■ **EXCERPTED DATA**:
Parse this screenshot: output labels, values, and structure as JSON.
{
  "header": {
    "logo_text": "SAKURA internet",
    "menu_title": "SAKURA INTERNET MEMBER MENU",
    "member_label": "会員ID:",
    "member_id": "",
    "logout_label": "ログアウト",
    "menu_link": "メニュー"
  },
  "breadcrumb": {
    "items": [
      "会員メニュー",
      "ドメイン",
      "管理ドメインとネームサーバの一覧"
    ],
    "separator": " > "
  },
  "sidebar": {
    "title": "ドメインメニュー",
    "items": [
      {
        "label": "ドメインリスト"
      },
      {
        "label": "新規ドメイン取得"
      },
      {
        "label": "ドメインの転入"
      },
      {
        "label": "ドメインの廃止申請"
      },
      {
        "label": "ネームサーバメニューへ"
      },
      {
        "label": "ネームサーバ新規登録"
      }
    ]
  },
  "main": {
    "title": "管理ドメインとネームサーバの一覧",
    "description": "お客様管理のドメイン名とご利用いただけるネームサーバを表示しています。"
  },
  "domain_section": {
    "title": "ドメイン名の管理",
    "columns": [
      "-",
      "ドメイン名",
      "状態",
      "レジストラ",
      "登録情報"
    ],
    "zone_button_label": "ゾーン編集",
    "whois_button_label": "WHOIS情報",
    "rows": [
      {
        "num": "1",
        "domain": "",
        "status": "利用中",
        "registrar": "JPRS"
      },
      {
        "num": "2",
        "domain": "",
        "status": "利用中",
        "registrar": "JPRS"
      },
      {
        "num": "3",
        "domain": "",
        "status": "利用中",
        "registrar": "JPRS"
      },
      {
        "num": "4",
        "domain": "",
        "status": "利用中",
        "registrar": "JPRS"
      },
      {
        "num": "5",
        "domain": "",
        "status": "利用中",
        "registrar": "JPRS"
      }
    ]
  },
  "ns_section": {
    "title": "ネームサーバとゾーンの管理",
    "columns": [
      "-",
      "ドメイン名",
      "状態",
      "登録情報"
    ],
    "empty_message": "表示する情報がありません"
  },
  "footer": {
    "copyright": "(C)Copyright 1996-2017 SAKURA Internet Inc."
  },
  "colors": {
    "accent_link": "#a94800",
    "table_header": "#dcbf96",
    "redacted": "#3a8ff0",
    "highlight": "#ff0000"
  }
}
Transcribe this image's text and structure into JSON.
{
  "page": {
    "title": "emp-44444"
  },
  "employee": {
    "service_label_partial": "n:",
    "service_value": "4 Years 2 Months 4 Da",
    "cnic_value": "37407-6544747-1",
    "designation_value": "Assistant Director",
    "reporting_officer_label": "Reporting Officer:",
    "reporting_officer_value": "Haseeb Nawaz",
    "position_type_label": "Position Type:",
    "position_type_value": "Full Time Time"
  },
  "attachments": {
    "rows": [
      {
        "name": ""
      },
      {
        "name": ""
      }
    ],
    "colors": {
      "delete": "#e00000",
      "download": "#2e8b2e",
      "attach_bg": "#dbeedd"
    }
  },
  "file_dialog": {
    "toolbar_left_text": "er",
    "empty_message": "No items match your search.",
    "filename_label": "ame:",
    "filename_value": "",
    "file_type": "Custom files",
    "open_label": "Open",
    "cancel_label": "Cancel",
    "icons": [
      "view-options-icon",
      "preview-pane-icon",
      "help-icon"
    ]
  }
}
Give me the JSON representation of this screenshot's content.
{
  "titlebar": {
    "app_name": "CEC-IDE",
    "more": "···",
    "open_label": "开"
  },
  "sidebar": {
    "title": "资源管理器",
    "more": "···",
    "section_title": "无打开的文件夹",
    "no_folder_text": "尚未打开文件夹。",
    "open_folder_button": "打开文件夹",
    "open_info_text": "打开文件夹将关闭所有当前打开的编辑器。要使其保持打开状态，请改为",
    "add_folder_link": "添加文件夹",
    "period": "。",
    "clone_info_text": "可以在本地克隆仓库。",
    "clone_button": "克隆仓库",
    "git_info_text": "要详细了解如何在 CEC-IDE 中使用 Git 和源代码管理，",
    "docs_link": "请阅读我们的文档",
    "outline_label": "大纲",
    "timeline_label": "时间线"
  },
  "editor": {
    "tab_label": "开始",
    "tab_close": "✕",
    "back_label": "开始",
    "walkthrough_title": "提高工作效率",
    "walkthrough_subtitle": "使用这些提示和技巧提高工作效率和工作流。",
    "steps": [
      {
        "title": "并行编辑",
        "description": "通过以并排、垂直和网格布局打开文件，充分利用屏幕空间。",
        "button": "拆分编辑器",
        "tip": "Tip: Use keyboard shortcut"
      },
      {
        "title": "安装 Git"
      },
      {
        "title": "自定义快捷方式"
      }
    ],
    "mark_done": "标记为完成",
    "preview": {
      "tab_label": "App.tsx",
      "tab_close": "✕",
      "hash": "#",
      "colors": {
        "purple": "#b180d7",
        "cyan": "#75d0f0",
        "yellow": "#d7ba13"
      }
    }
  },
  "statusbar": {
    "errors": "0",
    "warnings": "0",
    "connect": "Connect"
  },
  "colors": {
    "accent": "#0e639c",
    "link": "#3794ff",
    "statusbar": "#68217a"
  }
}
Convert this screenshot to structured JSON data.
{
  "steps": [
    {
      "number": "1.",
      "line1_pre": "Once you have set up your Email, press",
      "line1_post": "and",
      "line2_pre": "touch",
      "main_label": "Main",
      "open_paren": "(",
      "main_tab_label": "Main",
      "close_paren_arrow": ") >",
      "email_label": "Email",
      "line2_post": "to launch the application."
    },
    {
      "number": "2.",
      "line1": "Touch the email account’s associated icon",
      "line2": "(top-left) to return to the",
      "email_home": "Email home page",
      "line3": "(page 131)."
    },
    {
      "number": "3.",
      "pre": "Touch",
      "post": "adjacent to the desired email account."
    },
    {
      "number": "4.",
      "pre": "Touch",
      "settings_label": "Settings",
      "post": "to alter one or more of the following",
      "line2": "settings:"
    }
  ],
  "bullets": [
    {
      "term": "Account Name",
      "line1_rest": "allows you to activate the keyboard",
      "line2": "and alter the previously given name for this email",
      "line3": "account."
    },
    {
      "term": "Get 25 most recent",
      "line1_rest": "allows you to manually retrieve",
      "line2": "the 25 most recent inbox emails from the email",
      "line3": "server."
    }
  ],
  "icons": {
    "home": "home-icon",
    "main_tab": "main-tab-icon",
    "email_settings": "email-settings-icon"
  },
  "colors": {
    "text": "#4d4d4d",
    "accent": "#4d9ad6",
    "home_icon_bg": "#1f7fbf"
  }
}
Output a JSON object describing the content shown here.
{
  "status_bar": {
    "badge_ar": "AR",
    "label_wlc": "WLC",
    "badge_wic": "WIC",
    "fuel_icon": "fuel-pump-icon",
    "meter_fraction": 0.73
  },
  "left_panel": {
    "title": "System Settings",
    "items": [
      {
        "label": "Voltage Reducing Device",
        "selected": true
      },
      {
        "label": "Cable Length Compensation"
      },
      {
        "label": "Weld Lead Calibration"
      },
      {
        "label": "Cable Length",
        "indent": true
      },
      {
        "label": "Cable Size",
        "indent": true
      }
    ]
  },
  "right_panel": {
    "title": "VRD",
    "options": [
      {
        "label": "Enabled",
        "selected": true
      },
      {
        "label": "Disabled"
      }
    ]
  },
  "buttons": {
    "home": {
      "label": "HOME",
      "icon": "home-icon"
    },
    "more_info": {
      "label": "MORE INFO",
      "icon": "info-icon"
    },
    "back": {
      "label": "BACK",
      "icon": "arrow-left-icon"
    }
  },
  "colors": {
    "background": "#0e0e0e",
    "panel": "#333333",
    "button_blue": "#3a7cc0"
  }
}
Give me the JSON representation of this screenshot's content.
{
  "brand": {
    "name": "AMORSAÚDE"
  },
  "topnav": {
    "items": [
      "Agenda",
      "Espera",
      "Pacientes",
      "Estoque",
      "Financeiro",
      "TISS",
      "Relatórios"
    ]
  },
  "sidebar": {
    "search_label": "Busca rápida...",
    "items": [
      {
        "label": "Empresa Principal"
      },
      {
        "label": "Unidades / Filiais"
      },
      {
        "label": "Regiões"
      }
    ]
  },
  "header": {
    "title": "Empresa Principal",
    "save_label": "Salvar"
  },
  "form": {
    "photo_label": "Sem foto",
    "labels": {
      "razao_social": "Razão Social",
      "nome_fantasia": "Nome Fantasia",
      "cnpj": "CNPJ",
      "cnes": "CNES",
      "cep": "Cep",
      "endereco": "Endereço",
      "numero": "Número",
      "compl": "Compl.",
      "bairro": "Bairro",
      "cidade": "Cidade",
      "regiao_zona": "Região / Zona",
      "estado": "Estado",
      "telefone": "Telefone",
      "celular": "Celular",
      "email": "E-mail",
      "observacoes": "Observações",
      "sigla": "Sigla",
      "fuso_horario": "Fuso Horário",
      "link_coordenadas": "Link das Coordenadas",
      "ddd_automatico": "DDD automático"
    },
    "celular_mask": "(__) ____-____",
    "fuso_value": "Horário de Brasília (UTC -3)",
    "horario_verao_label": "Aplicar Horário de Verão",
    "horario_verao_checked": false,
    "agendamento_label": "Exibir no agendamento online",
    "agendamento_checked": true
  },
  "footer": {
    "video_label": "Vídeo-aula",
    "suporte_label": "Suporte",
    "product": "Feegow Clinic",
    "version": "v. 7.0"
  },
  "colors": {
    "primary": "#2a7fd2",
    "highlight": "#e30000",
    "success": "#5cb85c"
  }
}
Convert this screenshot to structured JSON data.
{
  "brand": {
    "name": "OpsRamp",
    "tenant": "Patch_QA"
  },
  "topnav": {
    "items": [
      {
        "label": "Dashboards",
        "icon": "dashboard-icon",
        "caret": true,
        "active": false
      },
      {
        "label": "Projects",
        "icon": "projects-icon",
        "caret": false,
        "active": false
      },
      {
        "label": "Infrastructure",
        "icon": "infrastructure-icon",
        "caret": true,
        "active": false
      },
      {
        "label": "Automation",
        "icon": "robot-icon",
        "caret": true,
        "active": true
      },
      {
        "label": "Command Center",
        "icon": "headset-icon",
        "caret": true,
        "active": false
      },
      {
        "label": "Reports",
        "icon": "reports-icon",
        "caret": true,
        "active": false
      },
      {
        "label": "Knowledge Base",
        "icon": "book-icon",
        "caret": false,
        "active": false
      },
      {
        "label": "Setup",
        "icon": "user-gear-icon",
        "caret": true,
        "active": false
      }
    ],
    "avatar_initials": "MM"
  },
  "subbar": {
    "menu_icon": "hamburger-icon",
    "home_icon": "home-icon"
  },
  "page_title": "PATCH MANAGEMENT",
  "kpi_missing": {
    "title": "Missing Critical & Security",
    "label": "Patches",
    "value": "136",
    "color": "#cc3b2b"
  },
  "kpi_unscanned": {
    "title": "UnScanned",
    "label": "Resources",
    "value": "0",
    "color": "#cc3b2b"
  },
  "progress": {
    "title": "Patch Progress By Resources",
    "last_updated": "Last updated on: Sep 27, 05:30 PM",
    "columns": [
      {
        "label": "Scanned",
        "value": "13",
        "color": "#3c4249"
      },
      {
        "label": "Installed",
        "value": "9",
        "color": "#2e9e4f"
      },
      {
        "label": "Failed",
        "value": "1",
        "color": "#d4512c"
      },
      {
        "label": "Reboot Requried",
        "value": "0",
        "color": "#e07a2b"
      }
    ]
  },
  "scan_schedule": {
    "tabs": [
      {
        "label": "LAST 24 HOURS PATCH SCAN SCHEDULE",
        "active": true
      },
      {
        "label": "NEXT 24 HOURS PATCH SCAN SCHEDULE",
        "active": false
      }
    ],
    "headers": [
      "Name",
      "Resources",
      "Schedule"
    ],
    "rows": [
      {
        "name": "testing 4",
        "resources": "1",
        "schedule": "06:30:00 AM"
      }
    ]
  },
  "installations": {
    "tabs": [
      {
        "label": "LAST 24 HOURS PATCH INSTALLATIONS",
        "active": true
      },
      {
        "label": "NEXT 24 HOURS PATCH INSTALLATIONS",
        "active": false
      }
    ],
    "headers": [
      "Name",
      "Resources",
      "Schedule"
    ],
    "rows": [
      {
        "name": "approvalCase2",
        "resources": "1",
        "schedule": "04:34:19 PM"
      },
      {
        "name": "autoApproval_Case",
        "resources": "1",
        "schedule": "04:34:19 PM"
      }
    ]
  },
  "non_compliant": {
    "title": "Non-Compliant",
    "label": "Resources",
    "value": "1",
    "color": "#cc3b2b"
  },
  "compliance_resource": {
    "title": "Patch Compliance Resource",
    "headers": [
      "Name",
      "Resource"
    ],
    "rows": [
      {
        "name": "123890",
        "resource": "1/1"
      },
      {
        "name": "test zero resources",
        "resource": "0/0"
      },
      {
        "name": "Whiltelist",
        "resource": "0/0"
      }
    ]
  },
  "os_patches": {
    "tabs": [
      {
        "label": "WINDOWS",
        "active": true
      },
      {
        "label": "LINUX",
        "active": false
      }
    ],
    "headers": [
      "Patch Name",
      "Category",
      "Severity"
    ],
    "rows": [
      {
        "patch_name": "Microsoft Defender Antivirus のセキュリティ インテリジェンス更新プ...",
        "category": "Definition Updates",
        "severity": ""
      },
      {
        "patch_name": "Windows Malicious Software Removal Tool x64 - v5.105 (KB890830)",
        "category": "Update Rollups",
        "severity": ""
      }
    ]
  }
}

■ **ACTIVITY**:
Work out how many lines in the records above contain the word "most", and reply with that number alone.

■ **WRITTEN ANSWER**:
2